- Liz German, CEO/president, YWCA of McLean County
- Dr. Joseph Goodman, associate professor, Department of Management and Quantitative Methods
- Dr. Lynne Haeffele, director, Center for the Study of Education Policy
- Dr. Doris Houston, interim assistant to the president for Diversity and Inclusion, Office of the President
- Dr. Elahe Javadi, associate professor, School of Information Technology
- Chad Kahl, associate dean for Public Services and Technology, Milner Library
- Dr. Lance Lippert, professor, School of Communication
- Dr. Danielle Miller-Schuster, assistant vice president, Division of Student Affairs
- Dr. Christa Platt, director, Multicultural Center
- Elisabeth Reed, director, Office of Sustainability
- Dr. Ryan Smith, director, University Assessment Services
- Janet Tulley, assistant dean, Wonsook Kim College of Fine Arts
- Dr. Maria Luisa Zamudio, executive director, National Center for Urban Education
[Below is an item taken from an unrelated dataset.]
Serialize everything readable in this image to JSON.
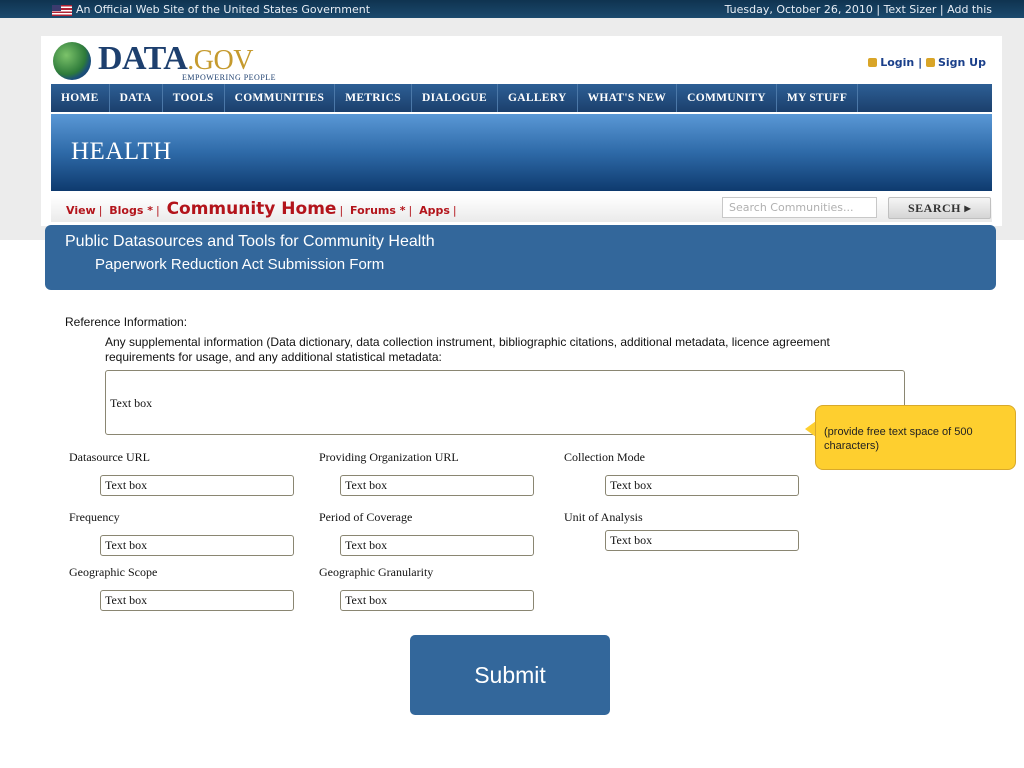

Based in part on recommendations from the Carnegie Foundation application, the Advisory Board will have three primary focus areas for the coming year. These areas including defining service and civic engagement for Illinois State, integrating civic engagement in the General Education curriculum, and incorporating civic engagement into faculty Appointment, Salary, Promotion, and Tenure (ASPT) processes.
In addition to the new Civic Engagement Advisory Board, CCE staff will also regularly consult with their Community Consulting Board, composed of individuals from community partner organizations, and their Civic Engagement Ambassadors, civic engagement advocates from departments across campus.
“I am grateful to work with wonderful civic engagement champions from across the campus and community,” said Strzepek, “and I’m looking forward to our collaborations over the next year.”